Your task: Word for word, restate the records that appear below.

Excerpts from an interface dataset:
··········

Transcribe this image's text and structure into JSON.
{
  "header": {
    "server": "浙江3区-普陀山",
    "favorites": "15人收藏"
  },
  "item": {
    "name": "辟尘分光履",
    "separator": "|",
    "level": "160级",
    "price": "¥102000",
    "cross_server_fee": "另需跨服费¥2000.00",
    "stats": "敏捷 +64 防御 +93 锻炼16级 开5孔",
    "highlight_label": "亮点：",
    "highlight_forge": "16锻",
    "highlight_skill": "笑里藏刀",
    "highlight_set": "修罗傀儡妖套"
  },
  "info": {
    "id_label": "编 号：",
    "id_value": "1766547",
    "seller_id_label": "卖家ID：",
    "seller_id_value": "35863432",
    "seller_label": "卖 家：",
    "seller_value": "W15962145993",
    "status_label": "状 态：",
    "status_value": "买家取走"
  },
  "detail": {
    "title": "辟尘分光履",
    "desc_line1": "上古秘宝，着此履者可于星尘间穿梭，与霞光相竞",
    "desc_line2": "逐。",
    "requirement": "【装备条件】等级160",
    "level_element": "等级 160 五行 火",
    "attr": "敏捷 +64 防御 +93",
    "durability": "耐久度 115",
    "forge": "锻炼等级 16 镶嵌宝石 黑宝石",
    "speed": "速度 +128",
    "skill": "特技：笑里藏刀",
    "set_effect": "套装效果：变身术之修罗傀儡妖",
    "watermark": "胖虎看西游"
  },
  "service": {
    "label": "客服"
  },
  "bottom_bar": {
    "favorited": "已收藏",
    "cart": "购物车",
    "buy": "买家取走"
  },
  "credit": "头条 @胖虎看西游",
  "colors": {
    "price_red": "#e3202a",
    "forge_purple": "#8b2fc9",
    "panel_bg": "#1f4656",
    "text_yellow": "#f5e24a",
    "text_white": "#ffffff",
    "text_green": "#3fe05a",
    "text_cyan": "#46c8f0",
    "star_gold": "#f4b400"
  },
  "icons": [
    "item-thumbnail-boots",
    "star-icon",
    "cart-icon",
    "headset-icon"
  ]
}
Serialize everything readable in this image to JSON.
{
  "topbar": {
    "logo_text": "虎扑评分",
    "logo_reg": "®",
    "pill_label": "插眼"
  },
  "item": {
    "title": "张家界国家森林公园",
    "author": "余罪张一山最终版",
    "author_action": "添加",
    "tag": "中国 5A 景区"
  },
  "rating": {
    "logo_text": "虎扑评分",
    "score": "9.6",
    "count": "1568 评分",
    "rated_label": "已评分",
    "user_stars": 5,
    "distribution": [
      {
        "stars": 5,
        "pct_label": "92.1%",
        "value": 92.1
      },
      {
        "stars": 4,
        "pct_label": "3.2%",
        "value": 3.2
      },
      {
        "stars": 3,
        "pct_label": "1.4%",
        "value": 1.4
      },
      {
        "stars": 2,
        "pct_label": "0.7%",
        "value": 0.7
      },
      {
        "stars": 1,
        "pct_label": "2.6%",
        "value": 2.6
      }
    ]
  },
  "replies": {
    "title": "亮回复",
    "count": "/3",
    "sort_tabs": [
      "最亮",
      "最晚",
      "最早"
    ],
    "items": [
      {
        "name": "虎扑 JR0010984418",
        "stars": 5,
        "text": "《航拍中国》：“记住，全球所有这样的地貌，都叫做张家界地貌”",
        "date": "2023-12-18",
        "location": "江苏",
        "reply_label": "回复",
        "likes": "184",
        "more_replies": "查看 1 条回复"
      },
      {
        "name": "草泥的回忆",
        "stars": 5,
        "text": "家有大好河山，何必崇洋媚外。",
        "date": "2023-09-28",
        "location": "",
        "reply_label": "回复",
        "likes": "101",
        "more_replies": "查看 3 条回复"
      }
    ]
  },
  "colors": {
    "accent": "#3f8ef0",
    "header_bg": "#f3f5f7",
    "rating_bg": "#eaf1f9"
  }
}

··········

Answer for the task:
Transcribe this image's text and structure into JSON.
{
  "header": {
    "server": "浙江3区-普陀山",
    "favorites": "15人收藏"
  },
  "item": {
    "name": "辟尘分光履",
    "separator": "|",
    "level": "160级",
    "price": "¥102000",
    "cross_server_fee": "另需跨服费¥2000.00",
    "stats": "敏捷 +64 防御 +93 锻炼16级 开5孔",
    "highlight_label": "亮点：",
    "highlight_forge": "16锻",
    "highlight_skill": "笑里藏刀",
    "highlight_set": "修罗傀儡妖套"
  },
  "info": {
    "id_label": "编 号：",
    "id_value": "1766547",
    "seller_id_label": "卖家ID：",
    "seller_id_value": "35863432",
    "seller_label": "卖 家：",
    "seller_value": "W15962145993",
    "status_label": "状 态：",
    "status_value": "买家取走"
  },
  "detail": {
    "title": "辟尘分光履",
    "desc_line1": "上古秘宝，着此履者可于星尘间穿梭，与霞光相竞",
    "desc_line2": "逐。",
    "requirement": "【装备条件】等级160",
    "level_element": "等级 160 五行 火",
    "attr": "敏捷 +64 防御 +93",
    "durability": "耐久度 115",
    "forge": "锻炼等级 16 镶嵌宝石 黑宝石",
    "speed": "速度 +128",
    "skill": "特技：笑里藏刀",
    "set_effect": "套装效果：变身术之修罗傀儡妖",
    "watermark": "胖虎看西游"
  },
  "service": {
    "label": "客服"
  },
  "bottom_bar": {
    "favorited": "已收藏",
    "cart": "购物车",
    "buy": "买家取走"
  },
  "credit": "头条 @胖虎看西游",
  "colors": {
    "price_red": "#e3202a",
    "forge_purple": "#8b2fc9",
    "panel_bg": "#1f4656",
    "text_yellow": "#f5e24a",
    "text_white": "#ffffff",
    "text_green": "#3fe05a",
    "text_cyan": "#46c8f0",
    "star_gold": "#f4b400"
  },
  "icons": [
    "item-thumbnail-boots",
    "star-icon",
    "cart-icon",
    "headset-icon"
  ]
}
Serialize everything readable in this image to JSON.
{
  "topbar": {
    "logo_text": "虎扑评分",
    "logo_reg": "®",
    "pill_label": "插眼"
  },
  "item": {
    "title": "张家界国家森林公园",
    "author": "余罪张一山最终版",
    "author_action": "添加",
    "tag": "中国 5A 景区"
  },
  "rating": {
    "logo_text": "虎扑评分",
    "score": "9.6",
    "count": "1568 评分",
    "rated_label": "已评分",
    "user_stars": 5,
    "distribution": [
      {
        "stars": 5,
        "pct_label": "92.1%",
        "value": 92.1
      },
      {
        "stars": 4,
        "pct_label": "3.2%",
        "value": 3.2
      },
      {
        "stars": 3,
        "pct_label": "1.4%",
        "value": 1.4
      },
      {
        "stars": 2,
        "pct_label": "0.7%",
        "value": 0.7
      },
      {
        "stars": 1,
        "pct_label": "2.6%",
        "value": 2.6
      }
    ]
  },
  "replies": {
    "title": "亮回复",
    "count": "/3",
    "sort_tabs": [
      "最亮",
      "最晚",
      "最早"
    ],
    "items": [
      {
        "name": "虎扑 JR0010984418",
        "stars": 5,
        "text": "《航拍中国》：“记住，全球所有这样的地貌，都叫做张家界地貌”",
        "date": "2023-12-18",
        "location": "江苏",
        "reply_label": "回复",
        "likes": "184",
        "more_replies": "查看 1 条回复"
      },
      {
        "name": "草泥的回忆",
        "stars": 5,
        "text": "家有大好河山，何必崇洋媚外。",
        "date": "2023-09-28",
        "location": "",
        "reply_label": "回复",
        "likes": "101",
        "more_replies": "查看 3 条回复"
      }
    ]
  },
  "colors": {
    "accent": "#3f8ef0",
    "header_bg": "#f3f5f7",
    "rating_bg": "#eaf1f9"
  }
}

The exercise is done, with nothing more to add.